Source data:
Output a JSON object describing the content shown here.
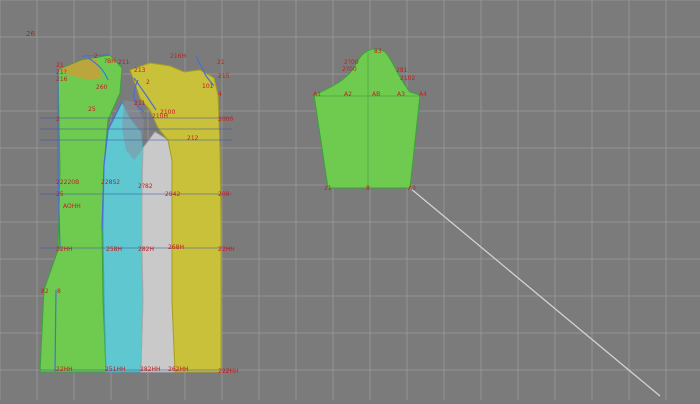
{
  "colors": {
    "background": "#7b7b7b",
    "grid": "#9a9a9a",
    "green_piece": "#6fcb4f",
    "cyan_piece": "#5ec7d0",
    "white_piece": "#c9c9c9",
    "yellow_piece": "#c9c13a",
    "orange_piece": "#c9a03a",
    "label_red": "#c02020",
    "line_blue": "#4a6fd6",
    "guide_white": "#d6d6d6"
  },
  "labels": {
    "corner": "26",
    "left_top_21": "21",
    "left_top_215": "21?",
    "left_top_216": "216",
    "left_top_2": "2",
    "left_top_bh": "?BH",
    "mid_top_211": "211",
    "mid_top_213": "213",
    "mid_top_2": "2",
    "right_top_216h": "216H",
    "right_top_21": "21",
    "right_top_215": "215",
    "right_top_101": "101",
    "right_top_4": "4",
    "mid_upper_260": "260",
    "mid_upper_25": "25",
    "mid_upper_211": "211",
    "mid_c_210h": "210H",
    "mid_c_2100": "2100",
    "mid_c_2000": "2000",
    "mid_c_212": "212",
    "mid_row_22220b": "22220B",
    "mid_row_228s2": "228S2",
    "mid_row_282": "2?82",
    "mid_row_2842": "2842",
    "mid_row_208": "208",
    "left_side_2": "2",
    "left_side_25": "25",
    "left_side_aohh": "AOHH",
    "low_row_22h": "22HH",
    "low_row_258h": "258H",
    "low_row_282h": "282H",
    "low_row_268h": "268H",
    "low_row_22h_right": "22HH",
    "bot_left_82": "82",
    "bot_left_8": "8",
    "bottom_22hh": "22HH",
    "bottom_251h": "251HH",
    "bottom_282h": "282HH",
    "bottom_262h": "262HH",
    "bottom_2220h": "222HH",
    "sleeve_top": "83",
    "sleeve_200": "2?00",
    "sleeve_281": "281",
    "sleeve_2102": "2102",
    "sleeve_2100": "2?00",
    "sleeve_left_a1": "A1",
    "sleeve_mid_a2": "A2",
    "sleeve_center": "AB",
    "sleeve_mid_a3": "A3",
    "sleeve_right_a4": "A4",
    "sleeve_bottom_left": "21",
    "sleeve_bottom_mid": "8",
    "sleeve_bottom_right": "A3"
  }
}
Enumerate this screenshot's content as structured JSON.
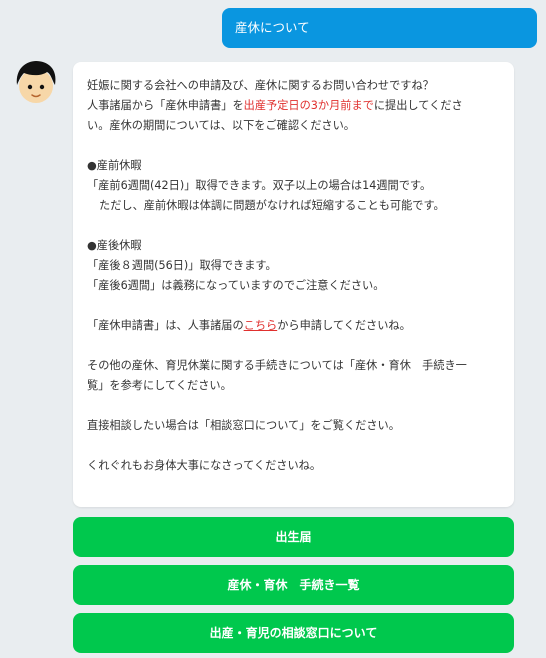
{
  "user_message": "産休について",
  "bot": {
    "lines": {
      "l1": "妊娠に関する会社への申請及び、産休に関するお問い合わせですね？",
      "l2a": "人事諸届から「産休申請書」を",
      "l2b": "出産予定日の3か月前まで",
      "l2c": "に提出してくださ",
      "l3": "い。産休の期間については、以下をご確認ください。",
      "l4": "●産前休暇",
      "l5": "「産前6週間(42日)」取得できます。双子以上の場合は14週間です。",
      "l6": "ただし、産前休暇は体調に問題がなければ短縮することも可能です。",
      "l7": "●産後休暇",
      "l8": "「産後８週間(56日)」取得できます。",
      "l9": "「産後6週間」は義務になっていますのでご注意ください。",
      "l10a": "「産休申請書」は、人事諸届の",
      "l10b": "こちら",
      "l10c": "から申請してくださいね。",
      "l11": "その他の産休、育児休業に関する手続きについては「産休・育休　手続き一",
      "l12": "覧」を参考にしてください。",
      "l13": "直接相談したい場合は「相談窓口について」をご覧ください。",
      "l14": "くれぐれもお身体大事になさってくださいね。"
    }
  },
  "buttons": {
    "b1": "出生届",
    "b2": "産休・育休　手続き一覧",
    "b3": "出産・育児の相談窓口について"
  },
  "colors": {
    "user_bubble": "#0a96e0",
    "button": "#00c84d",
    "emphasis": "#e0302e"
  }
}
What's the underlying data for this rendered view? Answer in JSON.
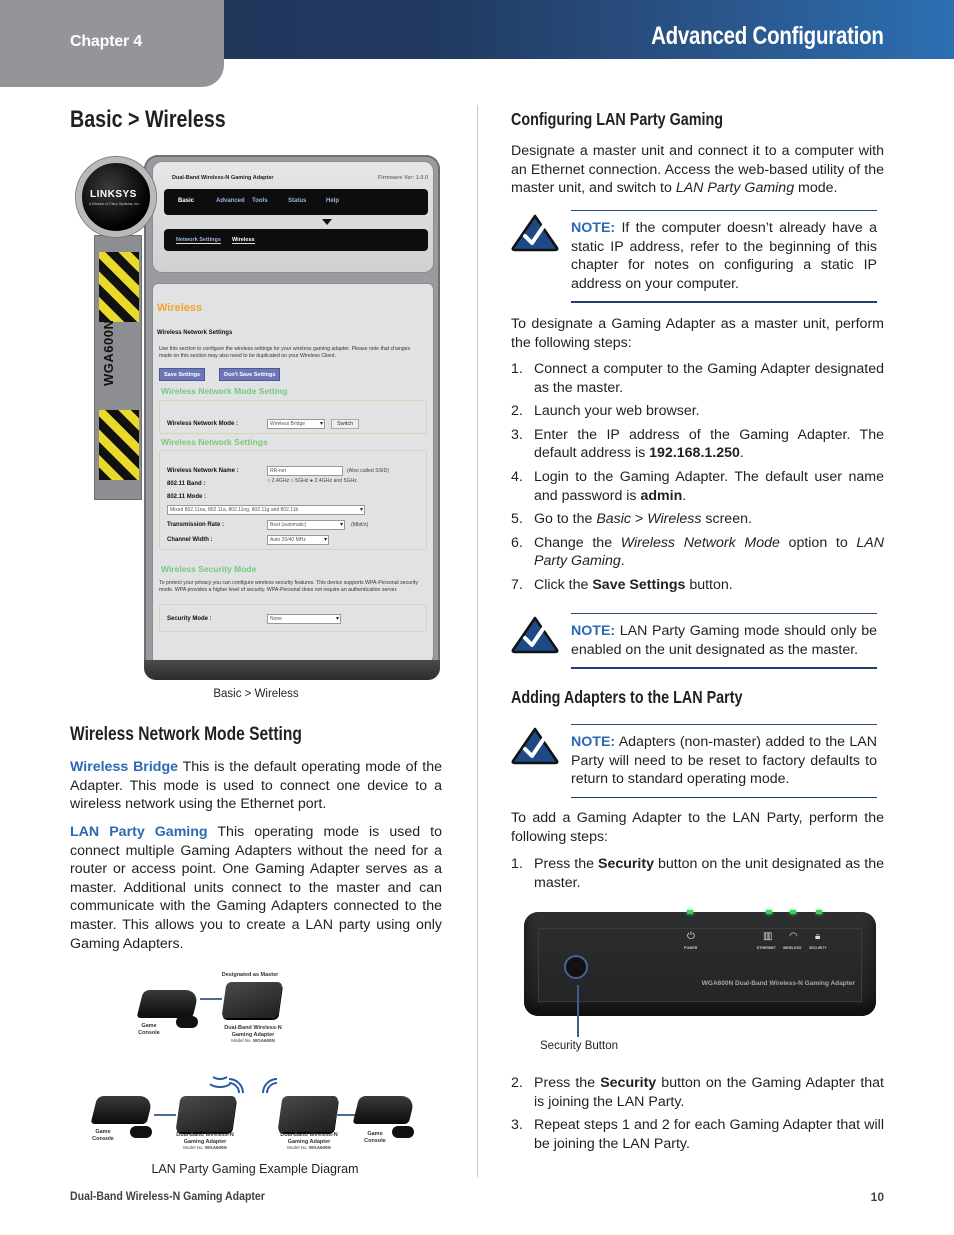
{
  "header": {
    "chapter": "Chapter 4",
    "title": "Advanced Configuration"
  },
  "left": {
    "heading": "Basic > Wireless",
    "screenshot": {
      "logo": "LINKSYS",
      "logo_sub": "A Division of Cisco Systems, Inc.",
      "model_banner": "WGA600N",
      "product": "Dual-Band Wireless-N Gaming Adapter",
      "firmware": "Firmware Ver: 1.0.0",
      "nav": [
        "Basic",
        "Advanced",
        "Tools",
        "Status",
        "Help"
      ],
      "subnav": [
        "Network Settings",
        "Wireless"
      ],
      "page_title": "Wireless",
      "section_title": "Wireless Network Settings",
      "intro": "Use this section to configure the wireless settings for your wireless gaming adapter. Please note that changes made on this section may also need to be duplicated on your Wireless Client.",
      "save_button": "Save Settings",
      "dont_save_button": "Don't Save Settings",
      "mode_heading": "Wireless Network Mode Setting",
      "mode_label": "Wireless Network Mode :",
      "mode_value": "Wireless Bridge",
      "switch_button": "Switch",
      "net_heading": "Wireless Network Settings",
      "ssid_label": "Wireless Network Name :",
      "ssid_value": "RR-net",
      "ssid_note": "(Also called SSID)",
      "band_label": "802.11 Band :",
      "band_options": [
        "2.4GHz",
        "5GHz",
        "2.4GHz and 5GHz"
      ],
      "band_selected": "2.4GHz and 5GHz",
      "mode11_label": "802.11 Mode :",
      "mode11_value": "Mixed 802.11na, 802.11a, 802.11ng, 802.11g and 802.11b",
      "rate_label": "Transmission Rate :",
      "rate_value": "Best (automatic)",
      "rate_unit": "(Mbit/s)",
      "width_label": "Channel Width :",
      "width_value": "Auto 20/40 MHz",
      "sec_heading": "Wireless Security Mode",
      "sec_intro": "To protect your privacy you can configure wireless security features. This device supports WPA-Personal security mode. WPA provides a higher level of security. WPA-Personal does not require an authentication server.",
      "sec_label": "Security Mode :",
      "sec_value": "None"
    },
    "screenshot_caption": "Basic > Wireless",
    "mode_section_heading": "Wireless Network Mode Setting",
    "bridge_term": "Wireless Bridge",
    "bridge_text": " This is the default operating mode of the Adapter. This mode is used to connect one device to a wireless network using the Ethernet port.",
    "lan_term": "LAN Party Gaming",
    "lan_text": " This operating mode is used to connect multiple Gaming Adapters without the need for a router or access point. One Gaming Adapter serves as a master. Additional units connect to the master and can communicate with the Gaming Adapters connected to the master. This allows you to create a LAN party using only Gaming Adapters.",
    "diagram": {
      "master_label": "Designated as Master",
      "adapter_label_1": "Dual-Band Wireless-N",
      "adapter_label_2": "Gaming Adapter",
      "model_prefix": "Model No.",
      "model": "WGA600N",
      "console_label_1": "Game",
      "console_label_2": "Console"
    },
    "diagram_caption": "LAN Party Gaming Example Diagram"
  },
  "right": {
    "config_heading": "Configuring LAN Party Gaming",
    "config_para_1": "Designate a master unit and connect it to a computer with an Ethernet connection. Access the web-based utility of the master unit, and switch to ",
    "config_para_em": "LAN Party Gaming",
    "config_para_2": " mode.",
    "note_label": "NOTE:",
    "note1": " If the computer doesn’t already have a static IP address, refer to the beginning of this chapter for notes on configuring a static IP address on your computer.",
    "designate_intro": "To designate a Gaming Adapter as a master unit, perform the following steps:",
    "steps1": [
      {
        "n": "1.",
        "parts": [
          {
            "t": "Connect a computer to the Gaming Adapter designated as the master."
          }
        ]
      },
      {
        "n": "2.",
        "parts": [
          {
            "t": "Launch your web browser."
          }
        ]
      },
      {
        "n": "3.",
        "parts": [
          {
            "t": "Enter the IP address of the Gaming Adapter. The default address is "
          },
          {
            "t": "192.168.1.250",
            "b": true
          },
          {
            "t": "."
          }
        ]
      },
      {
        "n": "4.",
        "parts": [
          {
            "t": "Login to the Gaming Adapter. The default user name and password is "
          },
          {
            "t": "admin",
            "b": true
          },
          {
            "t": "."
          }
        ]
      },
      {
        "n": "5.",
        "parts": [
          {
            "t": "Go to the "
          },
          {
            "t": "Basic",
            "i": true
          },
          {
            "t": " > "
          },
          {
            "t": "Wireless",
            "i": true
          },
          {
            "t": " screen."
          }
        ]
      },
      {
        "n": "6.",
        "parts": [
          {
            "t": "Change the "
          },
          {
            "t": "Wireless Network Mode",
            "i": true
          },
          {
            "t": " option to "
          },
          {
            "t": "LAN Party Gaming",
            "i": true
          },
          {
            "t": "."
          }
        ]
      },
      {
        "n": "7.",
        "parts": [
          {
            "t": "Click the "
          },
          {
            "t": "Save Settings",
            "b": true
          },
          {
            "t": " button."
          }
        ]
      }
    ],
    "note2": " LAN Party Gaming mode should only be enabled on the unit designated as the master.",
    "adding_heading": "Adding Adapters to the LAN Party",
    "note3": " Adapters (non-master) added to the LAN Party will need to be reset to factory defaults to return to standard operating mode.",
    "add_intro": "To add a Gaming Adapter to the LAN Party, perform the following steps:",
    "steps2a": [
      {
        "n": "1.",
        "parts": [
          {
            "t": "Press the "
          },
          {
            "t": "Security",
            "b": true
          },
          {
            "t": " button on the unit designated as the master."
          }
        ]
      }
    ],
    "device": {
      "power": "POWER",
      "ethernet": "ETHERNET",
      "wireless": "WIRELESS",
      "security": "SECURITY",
      "model_text": "WGA600N Dual-Band Wireless-N Gaming Adapter",
      "callout": "Security Button"
    },
    "steps2b": [
      {
        "n": "2.",
        "parts": [
          {
            "t": "Press the "
          },
          {
            "t": "Security",
            "b": true
          },
          {
            "t": " button on the Gaming Adapter that is joining the LAN Party."
          }
        ]
      },
      {
        "n": "3.",
        "parts": [
          {
            "t": "Repeat steps 1 and 2 for each Gaming Adapter that will be joining the LAN Party."
          }
        ]
      }
    ]
  },
  "footer": {
    "product": "Dual-Band Wireless-N Gaming Adapter",
    "page": "10"
  },
  "colors": {
    "accent_blue": "#2a6ab3",
    "header_dark": "#1f3459",
    "chapter_tab_gray": "#939598"
  }
}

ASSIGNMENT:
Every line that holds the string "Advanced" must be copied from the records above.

RESPONSE:
    "title": "Advanced Configuration"
        "Advanced",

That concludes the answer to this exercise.